(1) The 2026 total eclipse will be the first in mainland Europe since 1999…
(3) The 2027 total eclipse will be the last in Europe until 2053 — when, again, totality will just nick the southern tip of Spain.
(4) The longest period of totality in Spain for the 2026 eclipse will be 1 min 49 sec in Luarca, Asturias. (Spain’s two biggest cities just miss out on totality: Madrid and Barcelona will each have a 99% partial eclipse.)
(5) The best weather prospects for 12 August 2026 are likely to be in Castilla-León, Castilla-La Mancha and Aragón. Since the eclipse will be taking place close to sunset, it is important to have a clear view towards the western horizon.
(6) In 2027 the longest totality in mainland Spain will be 4 min 39 sec in Punta de Tarifa, the southernmost point of the Iberian peninsula. (A bit further south, on the coast of northern Africa, totality will last up to 4 min 49 sec in the Spanish autonomous city of Ceuta.)
(7) Spain will also experience solar eclipses either side of 2026/27. On 29 March 2025 there will be a partial solar eclipse, where the moon appears to take a small bite out of the sun (in Madrid, 21% of the sun will be covered)…
(8) … while on 26 January 2028 — less than six months after the 2027 total eclipse — the southern and eastern parts of Spain will experience an annular solar eclipse. An annular eclipse occurs when the moon is too far away to cover the sun completely; instead, it appears surrounded by a dazzlingly bright ring (or annulus) of sunlight.
(9) The last annular eclipse in Spain was on 3 October 2005, when the path of annularity passed over Vigo, Madrid and Valencia.
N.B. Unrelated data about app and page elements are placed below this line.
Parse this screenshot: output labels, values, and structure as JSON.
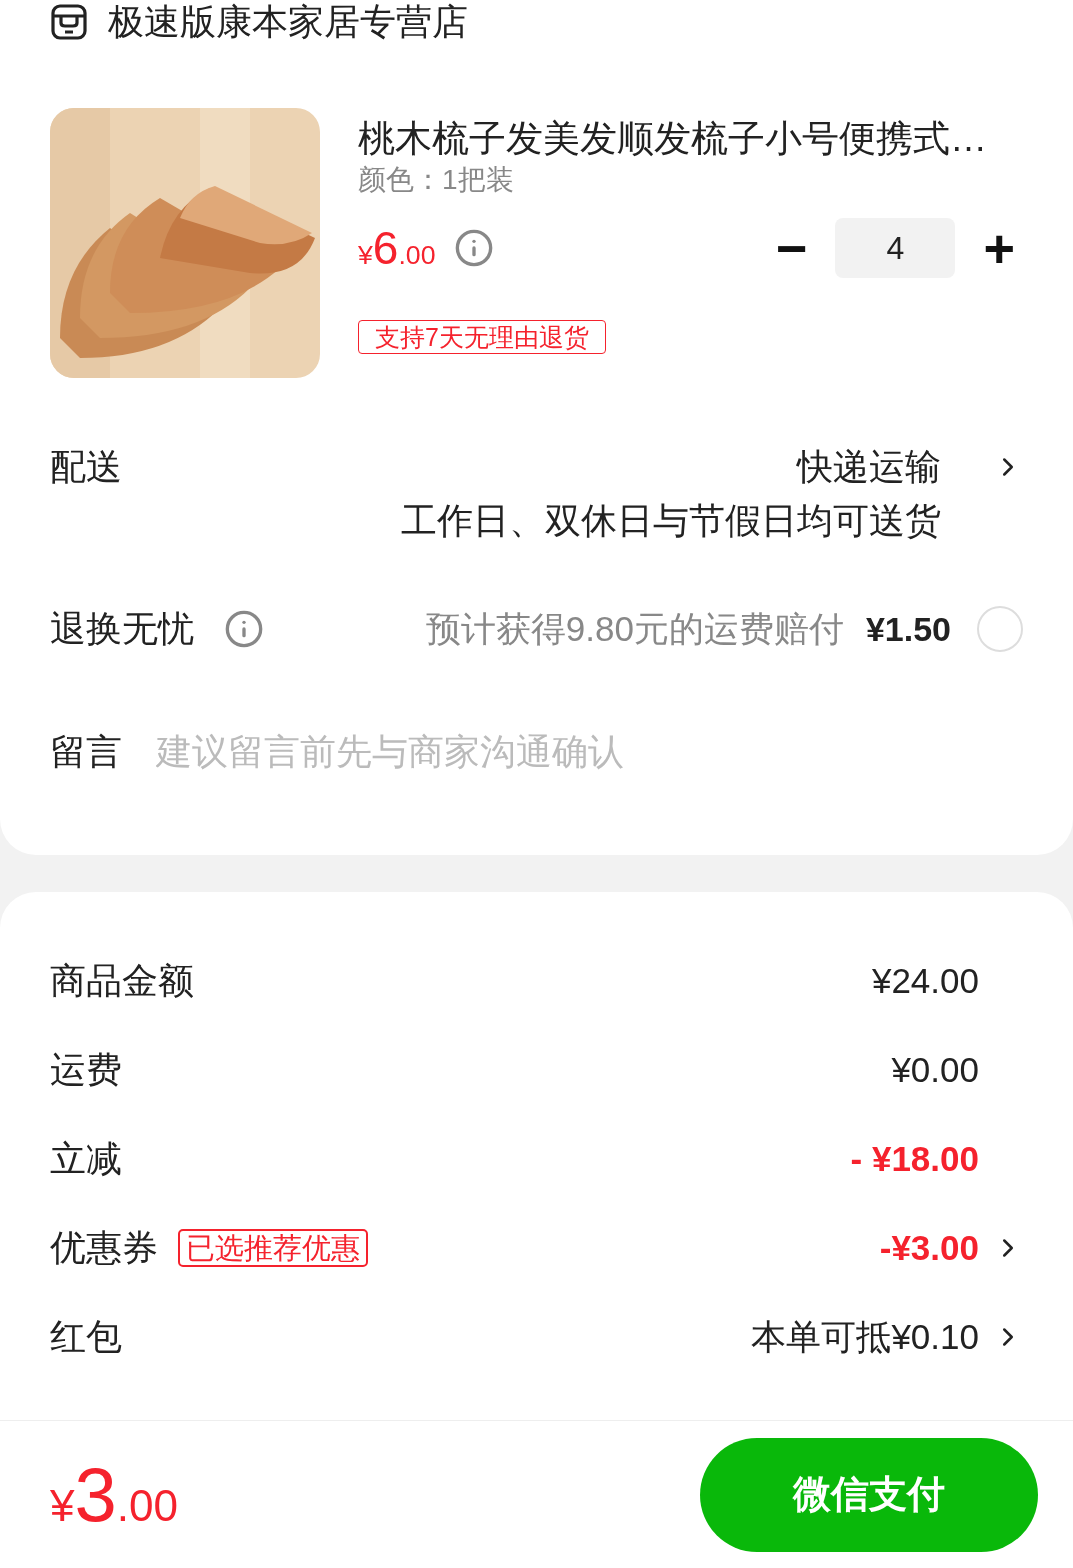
{
  "store": {
    "name": "极速版康本家居专营店"
  },
  "product": {
    "title": "桃木梳子发美发顺发梳子小号便携式…",
    "spec": "颜色：1把装",
    "price": {
      "currency": "¥",
      "integer": "6",
      "decimal": ".00"
    },
    "quantity": "4",
    "minus": "−",
    "plus": "+",
    "tag": "支持7天无理由退货"
  },
  "delivery": {
    "label": "配送",
    "method": "快递运输",
    "note": "工作日、双休日与节假日均可送货"
  },
  "return_insurance": {
    "label": "退换无忧",
    "description": "预计获得9.80元的运费赔付",
    "price": "¥1.50",
    "checked": false
  },
  "message": {
    "label": "留言",
    "placeholder": "建议留言前先与商家沟通确认"
  },
  "summary": [
    {
      "label": "商品金额",
      "value": "¥24.00",
      "negative": false,
      "chevron": false
    },
    {
      "label": "运费",
      "value": "¥0.00",
      "negative": false,
      "chevron": false
    },
    {
      "label": "立减",
      "value": "- ¥18.00",
      "negative": true,
      "chevron": false
    },
    {
      "label": "优惠券",
      "tag": "已选推荐优惠",
      "value": "-¥3.00",
      "negative": true,
      "chevron": true
    },
    {
      "label": "红包",
      "value": "本单可抵¥0.10",
      "negative": false,
      "chevron": true
    }
  ],
  "footer": {
    "total": {
      "currency": "¥",
      "integer": "3",
      "decimal": ".00"
    },
    "pay_button": "微信支付"
  }
}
(10) NEVER look at the sun with the naked eye. Even if the sun is 99% covered by the moon, the remaining sunlight is extremely bright and can cause permanent damage to the eye. (The only time it is safe to view a solar eclipse with the naked eye is during the few short minutes or seconds of totality during a total eclipse, when the sun is completely covered — never during a partial eclipse or annular eclipse.)